■ Data items:
=====
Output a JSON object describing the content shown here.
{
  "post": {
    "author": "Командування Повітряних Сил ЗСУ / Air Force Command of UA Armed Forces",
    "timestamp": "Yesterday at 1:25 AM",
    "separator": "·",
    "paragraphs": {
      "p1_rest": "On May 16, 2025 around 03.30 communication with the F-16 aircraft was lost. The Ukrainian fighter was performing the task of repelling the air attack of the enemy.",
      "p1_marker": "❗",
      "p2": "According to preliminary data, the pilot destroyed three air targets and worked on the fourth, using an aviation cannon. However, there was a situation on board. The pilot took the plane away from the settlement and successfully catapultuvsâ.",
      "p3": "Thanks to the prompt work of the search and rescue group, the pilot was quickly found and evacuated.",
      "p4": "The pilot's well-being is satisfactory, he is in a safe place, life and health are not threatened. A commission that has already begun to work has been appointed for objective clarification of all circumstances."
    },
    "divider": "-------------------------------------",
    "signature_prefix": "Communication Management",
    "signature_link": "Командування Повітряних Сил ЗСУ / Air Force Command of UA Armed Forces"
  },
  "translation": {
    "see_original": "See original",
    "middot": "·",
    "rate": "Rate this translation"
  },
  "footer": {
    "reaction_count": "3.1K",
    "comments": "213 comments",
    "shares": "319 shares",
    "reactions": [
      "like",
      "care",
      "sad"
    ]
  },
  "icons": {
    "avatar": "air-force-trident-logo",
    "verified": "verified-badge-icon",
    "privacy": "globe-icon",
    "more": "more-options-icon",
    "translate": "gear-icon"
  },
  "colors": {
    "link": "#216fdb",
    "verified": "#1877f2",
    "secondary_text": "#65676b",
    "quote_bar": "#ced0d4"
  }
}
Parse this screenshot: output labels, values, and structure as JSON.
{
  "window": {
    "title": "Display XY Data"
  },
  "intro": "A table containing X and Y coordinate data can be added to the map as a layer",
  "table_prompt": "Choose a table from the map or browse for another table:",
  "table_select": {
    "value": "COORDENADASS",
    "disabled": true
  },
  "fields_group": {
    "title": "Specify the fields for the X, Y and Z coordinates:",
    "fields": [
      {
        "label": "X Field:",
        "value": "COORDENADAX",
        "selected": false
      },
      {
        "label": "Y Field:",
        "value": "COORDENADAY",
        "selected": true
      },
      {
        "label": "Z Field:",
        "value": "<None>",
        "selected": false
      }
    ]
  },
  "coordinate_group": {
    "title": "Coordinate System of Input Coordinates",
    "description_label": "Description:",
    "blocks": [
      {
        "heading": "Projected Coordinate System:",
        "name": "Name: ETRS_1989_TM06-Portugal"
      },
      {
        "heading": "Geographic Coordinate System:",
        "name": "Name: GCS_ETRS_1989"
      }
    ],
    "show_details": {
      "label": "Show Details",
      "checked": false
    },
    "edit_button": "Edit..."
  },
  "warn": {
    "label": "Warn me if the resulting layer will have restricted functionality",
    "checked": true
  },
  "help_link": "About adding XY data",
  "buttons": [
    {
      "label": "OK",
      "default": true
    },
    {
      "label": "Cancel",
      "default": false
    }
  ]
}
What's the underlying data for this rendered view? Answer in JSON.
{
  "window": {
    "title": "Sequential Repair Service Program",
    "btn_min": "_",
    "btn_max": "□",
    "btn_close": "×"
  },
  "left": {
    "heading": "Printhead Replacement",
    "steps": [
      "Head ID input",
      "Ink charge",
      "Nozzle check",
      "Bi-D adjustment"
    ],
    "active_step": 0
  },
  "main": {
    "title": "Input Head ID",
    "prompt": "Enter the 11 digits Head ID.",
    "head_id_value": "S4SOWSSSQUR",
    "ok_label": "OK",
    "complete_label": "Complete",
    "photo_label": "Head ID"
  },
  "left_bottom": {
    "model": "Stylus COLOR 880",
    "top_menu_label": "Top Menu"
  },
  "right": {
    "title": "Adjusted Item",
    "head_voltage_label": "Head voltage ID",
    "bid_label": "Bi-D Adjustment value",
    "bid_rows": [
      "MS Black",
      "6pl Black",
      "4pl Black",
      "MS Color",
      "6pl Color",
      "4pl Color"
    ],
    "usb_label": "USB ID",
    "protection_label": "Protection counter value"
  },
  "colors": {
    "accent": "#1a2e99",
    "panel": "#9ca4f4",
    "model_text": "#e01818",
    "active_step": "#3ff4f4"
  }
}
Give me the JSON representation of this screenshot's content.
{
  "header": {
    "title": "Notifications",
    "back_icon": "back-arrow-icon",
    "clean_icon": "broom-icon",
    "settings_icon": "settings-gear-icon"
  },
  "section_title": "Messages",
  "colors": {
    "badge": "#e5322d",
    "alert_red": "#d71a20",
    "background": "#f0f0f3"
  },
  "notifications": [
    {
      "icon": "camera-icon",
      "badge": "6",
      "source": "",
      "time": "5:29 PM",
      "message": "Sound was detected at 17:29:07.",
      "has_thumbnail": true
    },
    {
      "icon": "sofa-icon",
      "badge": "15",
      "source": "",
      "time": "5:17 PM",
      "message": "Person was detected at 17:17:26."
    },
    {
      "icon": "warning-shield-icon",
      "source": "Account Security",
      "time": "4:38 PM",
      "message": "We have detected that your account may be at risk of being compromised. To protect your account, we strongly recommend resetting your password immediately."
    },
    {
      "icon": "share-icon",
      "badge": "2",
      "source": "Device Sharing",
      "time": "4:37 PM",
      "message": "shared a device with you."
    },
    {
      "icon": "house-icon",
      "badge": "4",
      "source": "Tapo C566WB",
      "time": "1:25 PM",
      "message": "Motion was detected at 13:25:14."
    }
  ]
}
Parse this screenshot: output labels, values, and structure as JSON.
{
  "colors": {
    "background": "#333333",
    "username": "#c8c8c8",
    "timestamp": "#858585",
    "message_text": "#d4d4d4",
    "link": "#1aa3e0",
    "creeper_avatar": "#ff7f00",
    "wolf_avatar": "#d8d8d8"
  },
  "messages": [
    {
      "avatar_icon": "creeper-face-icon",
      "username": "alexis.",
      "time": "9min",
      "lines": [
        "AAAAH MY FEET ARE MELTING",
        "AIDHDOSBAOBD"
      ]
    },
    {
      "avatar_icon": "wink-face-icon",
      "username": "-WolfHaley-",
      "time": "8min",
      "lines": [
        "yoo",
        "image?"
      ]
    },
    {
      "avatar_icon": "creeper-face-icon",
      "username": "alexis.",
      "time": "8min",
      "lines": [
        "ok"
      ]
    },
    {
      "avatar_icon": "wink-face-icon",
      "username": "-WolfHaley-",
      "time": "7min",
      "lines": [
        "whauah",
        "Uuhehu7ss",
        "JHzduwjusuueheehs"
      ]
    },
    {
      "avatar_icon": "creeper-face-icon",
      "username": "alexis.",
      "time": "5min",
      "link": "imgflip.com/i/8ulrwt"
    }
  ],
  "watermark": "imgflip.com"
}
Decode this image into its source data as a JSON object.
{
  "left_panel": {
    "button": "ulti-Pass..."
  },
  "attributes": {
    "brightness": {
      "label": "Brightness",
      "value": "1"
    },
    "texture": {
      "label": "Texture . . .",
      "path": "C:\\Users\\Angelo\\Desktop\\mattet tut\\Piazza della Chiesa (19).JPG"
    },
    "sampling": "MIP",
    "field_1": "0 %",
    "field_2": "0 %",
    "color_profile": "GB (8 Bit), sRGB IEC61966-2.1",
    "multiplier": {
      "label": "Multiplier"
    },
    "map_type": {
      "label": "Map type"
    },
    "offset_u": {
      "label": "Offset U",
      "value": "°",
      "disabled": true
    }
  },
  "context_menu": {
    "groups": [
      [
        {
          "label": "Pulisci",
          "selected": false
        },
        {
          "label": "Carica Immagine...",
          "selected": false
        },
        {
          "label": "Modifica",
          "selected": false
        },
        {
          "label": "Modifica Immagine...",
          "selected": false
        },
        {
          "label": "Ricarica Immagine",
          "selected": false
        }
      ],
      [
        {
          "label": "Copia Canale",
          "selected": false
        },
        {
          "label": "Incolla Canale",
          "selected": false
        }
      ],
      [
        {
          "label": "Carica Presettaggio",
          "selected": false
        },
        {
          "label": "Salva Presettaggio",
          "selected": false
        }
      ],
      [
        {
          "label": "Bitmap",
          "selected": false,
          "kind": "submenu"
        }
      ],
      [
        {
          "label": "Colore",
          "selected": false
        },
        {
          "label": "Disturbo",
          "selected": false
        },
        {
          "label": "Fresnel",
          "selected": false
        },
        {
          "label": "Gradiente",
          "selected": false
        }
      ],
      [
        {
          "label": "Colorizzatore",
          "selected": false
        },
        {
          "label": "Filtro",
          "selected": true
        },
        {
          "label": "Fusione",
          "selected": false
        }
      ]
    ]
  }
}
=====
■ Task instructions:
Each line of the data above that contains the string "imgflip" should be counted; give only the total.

■ Exercise solution:
2